* [Activity] Restate all of the records below exactly. Do not carry over any image.

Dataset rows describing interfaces
★ ★ ★ ★

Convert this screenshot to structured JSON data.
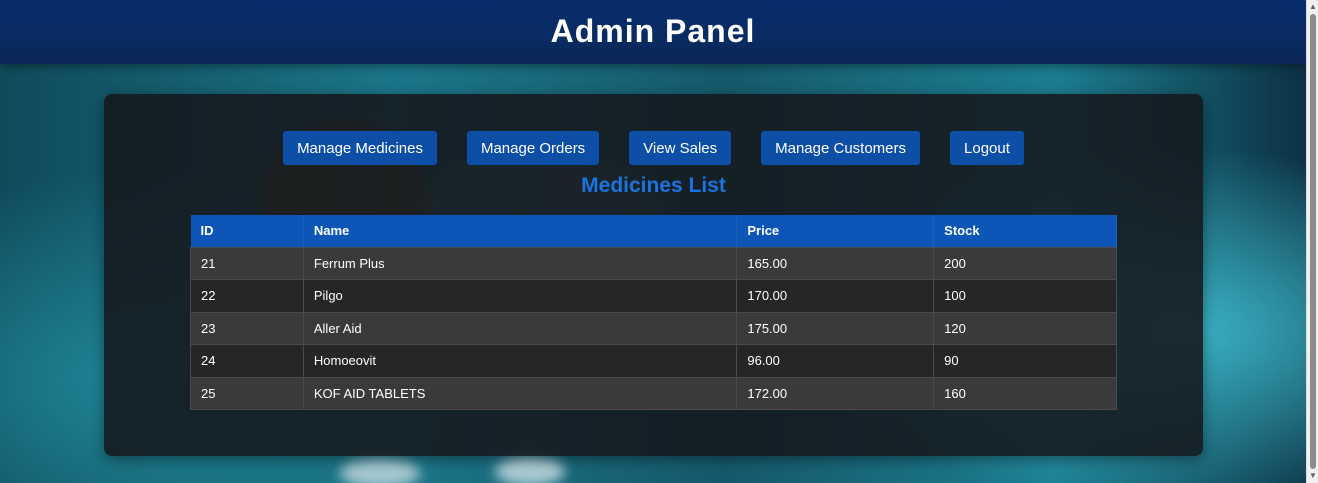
{
  "header": {
    "title": "Admin Panel"
  },
  "nav": {
    "buttons": [
      {
        "label": "Manage Medicines"
      },
      {
        "label": "Manage Orders"
      },
      {
        "label": "View Sales"
      },
      {
        "label": "Manage Customers"
      },
      {
        "label": "Logout"
      }
    ]
  },
  "main": {
    "section_title": "Medicines List",
    "table": {
      "columns": [
        "ID",
        "Name",
        "Price",
        "Stock"
      ],
      "rows": [
        [
          "21",
          "Ferrum Plus",
          "165.00",
          "200"
        ],
        [
          "22",
          "Pilgo",
          "170.00",
          "100"
        ],
        [
          "23",
          "Aller Aid",
          "175.00",
          "120"
        ],
        [
          "24",
          "Homoeovit",
          "96.00",
          "90"
        ],
        [
          "25",
          "KOF AID TABLETS",
          "172.00",
          "160"
        ]
      ]
    }
  },
  "scrollbar": {
    "up_icon": "triangle-up-icon",
    "down_icon": "triangle-down-icon"
  },
  "colors": {
    "header_bg": "#0a2c63",
    "button_bg": "#0d4fa6",
    "table_header_bg": "#0d56b8",
    "section_title": "#1b73e0"
  }
}
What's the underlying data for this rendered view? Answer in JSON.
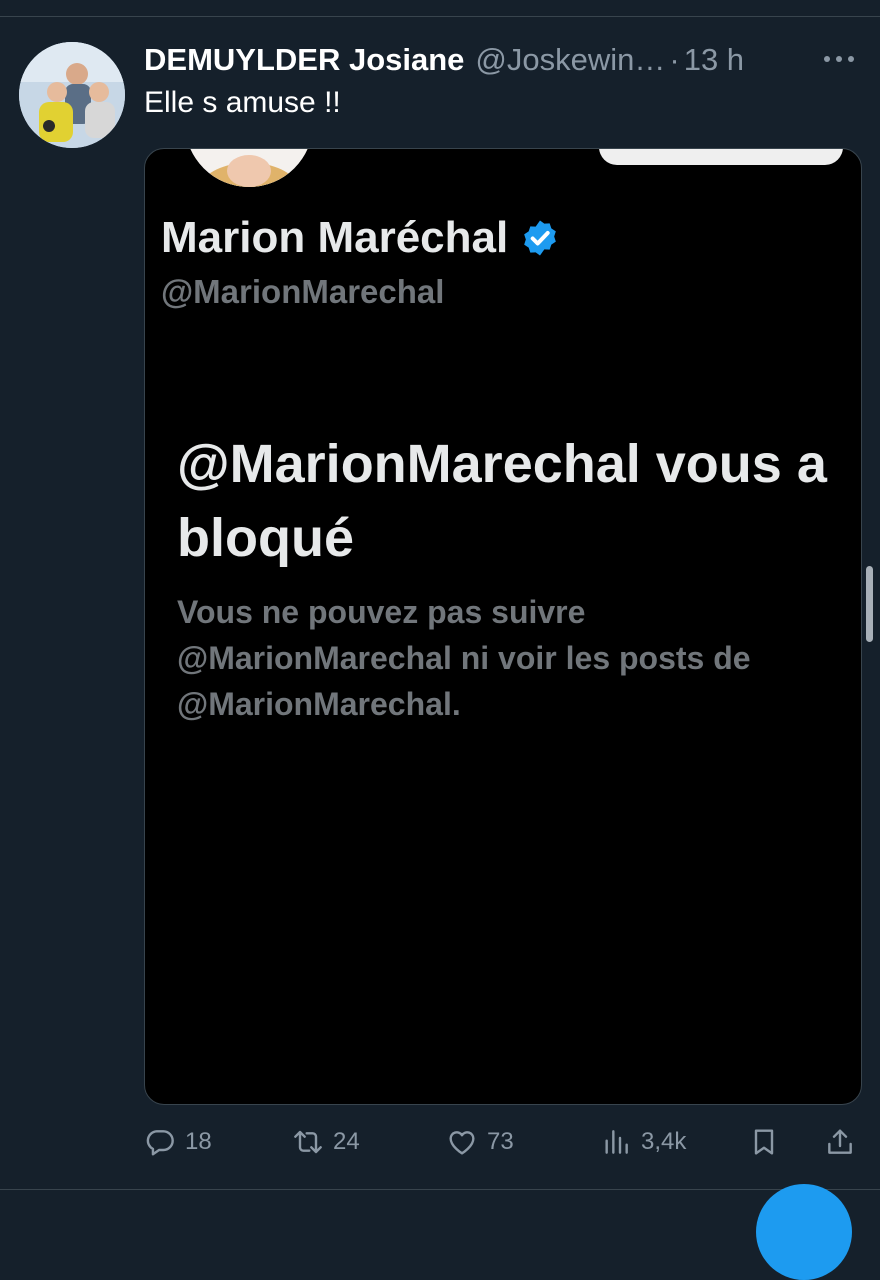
{
  "tweet": {
    "author_name": "DEMUYLDER Josiane",
    "author_handle": "@Joskewin…",
    "separator": "·",
    "timestamp": "13 h",
    "text": "Elle s amuse !!"
  },
  "embedded": {
    "profile_name": "Marion Maréchal",
    "profile_handle": "@MarionMarechal",
    "blocked_title": "@MarionMarechal vous a bloqué",
    "blocked_description": "Vous ne pouvez pas suivre @MarionMarechal ni voir les posts de @MarionMarechal."
  },
  "actions": {
    "replies": "18",
    "retweets": "24",
    "likes": "73",
    "views": "3,4k"
  },
  "icons": {
    "more": "more-horizontal-icon",
    "reply": "reply-icon",
    "retweet": "retweet-icon",
    "like": "heart-icon",
    "views": "views-icon",
    "bookmark": "bookmark-icon",
    "share": "share-icon",
    "verified": "verified-badge-icon"
  },
  "colors": {
    "background": "#15202b",
    "card_background": "#000000",
    "accent": "#1d9bf0",
    "muted_text": "#8b98a5"
  }
}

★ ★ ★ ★

* [Expected answer]
Convert this screenshot to structured JSON data.
{
  "header": {
    "title": "Admin Panel"
  },
  "nav": {
    "buttons": [
      {
        "label": "Manage Medicines"
      },
      {
        "label": "Manage Orders"
      },
      {
        "label": "View Sales"
      },
      {
        "label": "Manage Customers"
      },
      {
        "label": "Logout"
      }
    ]
  },
  "main": {
    "section_title": "Medicines List",
    "table": {
      "columns": [
        "ID",
        "Name",
        "Price",
        "Stock"
      ],
      "rows": [
        [
          "21",
          "Ferrum Plus",
          "165.00",
          "200"
        ],
        [
          "22",
          "Pilgo",
          "170.00",
          "100"
        ],
        [
          "23",
          "Aller Aid",
          "175.00",
          "120"
        ],
        [
          "24",
          "Homoeovit",
          "96.00",
          "90"
        ],
        [
          "25",
          "KOF AID TABLETS",
          "172.00",
          "160"
        ]
      ]
    }
  },
  "scrollbar": {
    "up_icon": "triangle-up-icon",
    "down_icon": "triangle-down-icon"
  },
  "colors": {
    "header_bg": "#0a2c63",
    "button_bg": "#0d4fa6",
    "table_header_bg": "#0d56b8",
    "section_title": "#1b73e0"
  }
}
What's the underlying data for this rendered view? Answer in JSON.
{
  "tweet": {
    "author_name": "DEMUYLDER Josiane",
    "author_handle": "@Joskewin…",
    "separator": "·",
    "timestamp": "13 h",
    "text": "Elle s amuse !!"
  },
  "embedded": {
    "profile_name": "Marion Maréchal",
    "profile_handle": "@MarionMarechal",
    "blocked_title": "@MarionMarechal vous a bloqué",
    "blocked_description": "Vous ne pouvez pas suivre @MarionMarechal ni voir les posts de @MarionMarechal."
  },
  "actions": {
    "replies": "18",
    "retweets": "24",
    "likes": "73",
    "views": "3,4k"
  },
  "icons": {
    "more": "more-horizontal-icon",
    "reply": "reply-icon",
    "retweet": "retweet-icon",
    "like": "heart-icon",
    "views": "views-icon",
    "bookmark": "bookmark-icon",
    "share": "share-icon",
    "verified": "verified-badge-icon"
  },
  "colors": {
    "background": "#15202b",
    "card_background": "#000000",
    "accent": "#1d9bf0",
    "muted_text": "#8b98a5"
  }
}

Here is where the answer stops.